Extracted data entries

•••••

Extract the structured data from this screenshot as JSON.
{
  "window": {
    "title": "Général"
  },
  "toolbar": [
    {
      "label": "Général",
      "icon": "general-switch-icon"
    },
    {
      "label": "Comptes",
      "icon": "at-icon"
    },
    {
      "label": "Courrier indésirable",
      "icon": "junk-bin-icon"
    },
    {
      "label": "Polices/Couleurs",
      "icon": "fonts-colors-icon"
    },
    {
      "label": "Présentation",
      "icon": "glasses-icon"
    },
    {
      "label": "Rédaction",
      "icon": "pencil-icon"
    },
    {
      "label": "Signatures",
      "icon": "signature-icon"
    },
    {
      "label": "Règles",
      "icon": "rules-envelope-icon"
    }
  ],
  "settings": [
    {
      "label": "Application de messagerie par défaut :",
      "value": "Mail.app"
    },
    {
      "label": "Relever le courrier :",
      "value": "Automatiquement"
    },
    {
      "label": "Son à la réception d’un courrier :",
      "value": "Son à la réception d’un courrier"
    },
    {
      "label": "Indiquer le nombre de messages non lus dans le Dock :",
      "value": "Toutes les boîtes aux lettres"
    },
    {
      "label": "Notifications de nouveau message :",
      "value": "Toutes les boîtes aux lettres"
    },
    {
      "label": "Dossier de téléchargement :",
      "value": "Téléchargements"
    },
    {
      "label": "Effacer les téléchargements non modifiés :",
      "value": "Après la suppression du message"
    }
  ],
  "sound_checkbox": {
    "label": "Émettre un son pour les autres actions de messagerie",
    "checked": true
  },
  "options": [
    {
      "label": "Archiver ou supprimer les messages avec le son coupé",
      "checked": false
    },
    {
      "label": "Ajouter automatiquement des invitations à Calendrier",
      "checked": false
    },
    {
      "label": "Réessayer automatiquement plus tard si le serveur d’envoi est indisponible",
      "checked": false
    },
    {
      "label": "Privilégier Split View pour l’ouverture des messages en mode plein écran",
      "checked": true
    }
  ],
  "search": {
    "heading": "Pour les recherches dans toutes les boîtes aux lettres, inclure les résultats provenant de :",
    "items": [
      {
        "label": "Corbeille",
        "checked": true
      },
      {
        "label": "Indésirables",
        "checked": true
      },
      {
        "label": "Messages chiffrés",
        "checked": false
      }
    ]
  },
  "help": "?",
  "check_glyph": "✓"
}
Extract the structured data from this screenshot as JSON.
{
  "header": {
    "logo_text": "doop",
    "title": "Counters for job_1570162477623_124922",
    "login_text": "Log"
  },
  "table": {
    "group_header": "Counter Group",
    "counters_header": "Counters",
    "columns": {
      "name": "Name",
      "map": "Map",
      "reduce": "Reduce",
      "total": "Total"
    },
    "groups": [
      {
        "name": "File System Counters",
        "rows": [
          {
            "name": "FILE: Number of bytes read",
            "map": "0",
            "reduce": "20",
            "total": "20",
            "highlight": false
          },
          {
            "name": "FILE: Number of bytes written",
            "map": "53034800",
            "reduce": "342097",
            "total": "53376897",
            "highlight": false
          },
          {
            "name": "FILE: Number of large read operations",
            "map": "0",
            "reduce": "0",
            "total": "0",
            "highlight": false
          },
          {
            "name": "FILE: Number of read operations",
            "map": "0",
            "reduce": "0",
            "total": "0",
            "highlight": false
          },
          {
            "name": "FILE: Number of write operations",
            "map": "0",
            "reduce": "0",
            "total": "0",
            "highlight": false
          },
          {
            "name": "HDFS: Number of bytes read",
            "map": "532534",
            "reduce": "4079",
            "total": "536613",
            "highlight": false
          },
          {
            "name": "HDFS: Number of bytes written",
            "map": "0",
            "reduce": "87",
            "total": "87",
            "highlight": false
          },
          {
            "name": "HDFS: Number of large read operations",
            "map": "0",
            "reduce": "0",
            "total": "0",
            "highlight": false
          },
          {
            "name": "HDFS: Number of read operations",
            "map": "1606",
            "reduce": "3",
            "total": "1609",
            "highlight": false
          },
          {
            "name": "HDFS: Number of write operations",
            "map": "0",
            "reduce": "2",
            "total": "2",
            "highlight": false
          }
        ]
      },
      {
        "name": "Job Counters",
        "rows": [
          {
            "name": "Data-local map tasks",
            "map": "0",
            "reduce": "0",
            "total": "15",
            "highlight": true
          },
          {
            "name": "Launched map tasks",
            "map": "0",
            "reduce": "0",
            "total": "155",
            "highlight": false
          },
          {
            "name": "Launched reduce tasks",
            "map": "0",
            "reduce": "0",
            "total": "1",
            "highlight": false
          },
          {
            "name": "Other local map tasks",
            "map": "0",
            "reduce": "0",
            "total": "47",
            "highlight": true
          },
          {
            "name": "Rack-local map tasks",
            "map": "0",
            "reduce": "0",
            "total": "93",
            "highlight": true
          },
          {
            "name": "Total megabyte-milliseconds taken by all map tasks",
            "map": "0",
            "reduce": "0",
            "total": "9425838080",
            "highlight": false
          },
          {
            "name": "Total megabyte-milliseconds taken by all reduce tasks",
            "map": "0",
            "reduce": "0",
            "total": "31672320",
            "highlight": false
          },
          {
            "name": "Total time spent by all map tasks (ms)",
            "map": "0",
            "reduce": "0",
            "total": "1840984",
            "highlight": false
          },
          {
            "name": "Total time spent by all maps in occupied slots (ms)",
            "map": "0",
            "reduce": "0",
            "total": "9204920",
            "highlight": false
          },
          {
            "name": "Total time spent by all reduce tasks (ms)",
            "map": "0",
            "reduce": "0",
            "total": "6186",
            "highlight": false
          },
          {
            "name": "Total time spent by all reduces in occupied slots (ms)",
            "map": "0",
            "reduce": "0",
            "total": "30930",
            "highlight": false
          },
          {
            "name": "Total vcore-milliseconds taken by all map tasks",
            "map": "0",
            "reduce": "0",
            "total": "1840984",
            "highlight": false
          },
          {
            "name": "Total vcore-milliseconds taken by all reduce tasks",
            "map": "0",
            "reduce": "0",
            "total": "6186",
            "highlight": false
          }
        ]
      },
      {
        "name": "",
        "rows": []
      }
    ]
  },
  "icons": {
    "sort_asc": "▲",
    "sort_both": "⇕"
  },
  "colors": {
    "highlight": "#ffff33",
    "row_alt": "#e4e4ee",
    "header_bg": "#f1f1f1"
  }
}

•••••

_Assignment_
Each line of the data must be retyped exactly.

_Solution for this task_
Extract the structured data from this screenshot as JSON.
{
  "window": {
    "title": "Général"
  },
  "toolbar": [
    {
      "label": "Général",
      "icon": "general-switch-icon"
    },
    {
      "label": "Comptes",
      "icon": "at-icon"
    },
    {
      "label": "Courrier indésirable",
      "icon": "junk-bin-icon"
    },
    {
      "label": "Polices/Couleurs",
      "icon": "fonts-colors-icon"
    },
    {
      "label": "Présentation",
      "icon": "glasses-icon"
    },
    {
      "label": "Rédaction",
      "icon": "pencil-icon"
    },
    {
      "label": "Signatures",
      "icon": "signature-icon"
    },
    {
      "label": "Règles",
      "icon": "rules-envelope-icon"
    }
  ],
  "settings": [
    {
      "label": "Application de messagerie par défaut :",
      "value": "Mail.app"
    },
    {
      "label": "Relever le courrier :",
      "value": "Automatiquement"
    },
    {
      "label": "Son à la réception d’un courrier :",
      "value": "Son à la réception d’un courrier"
    },
    {
      "label": "Indiquer le nombre de messages non lus dans le Dock :",
      "value": "Toutes les boîtes aux lettres"
    },
    {
      "label": "Notifications de nouveau message :",
      "value": "Toutes les boîtes aux lettres"
    },
    {
      "label": "Dossier de téléchargement :",
      "value": "Téléchargements"
    },
    {
      "label": "Effacer les téléchargements non modifiés :",
      "value": "Après la suppression du message"
    }
  ],
  "sound_checkbox": {
    "label": "Émettre un son pour les autres actions de messagerie",
    "checked": true
  },
  "options": [
    {
      "label": "Archiver ou supprimer les messages avec le son coupé",
      "checked": false
    },
    {
      "label": "Ajouter automatiquement des invitations à Calendrier",
      "checked": false
    },
    {
      "label": "Réessayer automatiquement plus tard si le serveur d’envoi est indisponible",
      "checked": false
    },
    {
      "label": "Privilégier Split View pour l’ouverture des messages en mode plein écran",
      "checked": true
    }
  ],
  "search": {
    "heading": "Pour les recherches dans toutes les boîtes aux lettres, inclure les résultats provenant de :",
    "items": [
      {
        "label": "Corbeille",
        "checked": true
      },
      {
        "label": "Indésirables",
        "checked": true
      },
      {
        "label": "Messages chiffrés",
        "checked": false
      }
    ]
  },
  "help": "?",
  "check_glyph": "✓"
}
Extract the structured data from this screenshot as JSON.
{
  "header": {
    "logo_text": "doop",
    "title": "Counters for job_1570162477623_124922",
    "login_text": "Log"
  },
  "table": {
    "group_header": "Counter Group",
    "counters_header": "Counters",
    "columns": {
      "name": "Name",
      "map": "Map",
      "reduce": "Reduce",
      "total": "Total"
    },
    "groups": [
      {
        "name": "File System Counters",
        "rows": [
          {
            "name": "FILE: Number of bytes read",
            "map": "0",
            "reduce": "20",
            "total": "20",
            "highlight": false
          },
          {
            "name": "FILE: Number of bytes written",
            "map": "53034800",
            "reduce": "342097",
            "total": "53376897",
            "highlight": false
          },
          {
            "name": "FILE: Number of large read operations",
            "map": "0",
            "reduce": "0",
            "total": "0",
            "highlight": false
          },
          {
            "name": "FILE: Number of read operations",
            "map": "0",
            "reduce": "0",
            "total": "0",
            "highlight": false
          },
          {
            "name": "FILE: Number of write operations",
            "map": "0",
            "reduce": "0",
            "total": "0",
            "highlight": false
          },
          {
            "name": "HDFS: Number of bytes read",
            "map": "532534",
            "reduce": "4079",
            "total": "536613",
            "highlight": false
          },
          {
            "name": "HDFS: Number of bytes written",
            "map": "0",
            "reduce": "87",
            "total": "87",
            "highlight": false
          },
          {
            "name": "HDFS: Number of large read operations",
            "map": "0",
            "reduce": "0",
            "total": "0",
            "highlight": false
          },
          {
            "name": "HDFS: Number of read operations",
            "map": "1606",
            "reduce": "3",
            "total": "1609",
            "highlight": false
          },
          {
            "name": "HDFS: Number of write operations",
            "map": "0",
            "reduce": "2",
            "total": "2",
            "highlight": false
          }
        ]
      },
      {
        "name": "Job Counters",
        "rows": [
          {
            "name": "Data-local map tasks",
            "map": "0",
            "reduce": "0",
            "total": "15",
            "highlight": true
          },
          {
            "name": "Launched map tasks",
            "map": "0",
            "reduce": "0",
            "total": "155",
            "highlight": false
          },
          {
            "name": "Launched reduce tasks",
            "map": "0",
            "reduce": "0",
            "total": "1",
            "highlight": false
          },
          {
            "name": "Other local map tasks",
            "map": "0",
            "reduce": "0",
            "total": "47",
            "highlight": true
          },
          {
            "name": "Rack-local map tasks",
            "map": "0",
            "reduce": "0",
            "total": "93",
            "highlight": true
          },
          {
            "name": "Total megabyte-milliseconds taken by all map tasks",
            "map": "0",
            "reduce": "0",
            "total": "9425838080",
            "highlight": false
          },
          {
            "name": "Total megabyte-milliseconds taken by all reduce tasks",
            "map": "0",
            "reduce": "0",
            "total": "31672320",
            "highlight": false
          },
          {
            "name": "Total time spent by all map tasks (ms)",
            "map": "0",
            "reduce": "0",
            "total": "1840984",
            "highlight": false
          },
          {
            "name": "Total time spent by all maps in occupied slots (ms)",
            "map": "0",
            "reduce": "0",
            "total": "9204920",
            "highlight": false
          },
          {
            "name": "Total time spent by all reduce tasks (ms)",
            "map": "0",
            "reduce": "0",
            "total": "6186",
            "highlight": false
          },
          {
            "name": "Total time spent by all reduces in occupied slots (ms)",
            "map": "0",
            "reduce": "0",
            "total": "30930",
            "highlight": false
          },
          {
            "name": "Total vcore-milliseconds taken by all map tasks",
            "map": "0",
            "reduce": "0",
            "total": "1840984",
            "highlight": false
          },
          {
            "name": "Total vcore-milliseconds taken by all reduce tasks",
            "map": "0",
            "reduce": "0",
            "total": "6186",
            "highlight": false
          }
        ]
      },
      {
        "name": "",
        "rows": []
      }
    ]
  },
  "icons": {
    "sort_asc": "▲",
    "sort_both": "⇕"
  },
  "colors": {
    "highlight": "#ffff33",
    "row_alt": "#e4e4ee",
    "header_bg": "#f1f1f1"
  }
}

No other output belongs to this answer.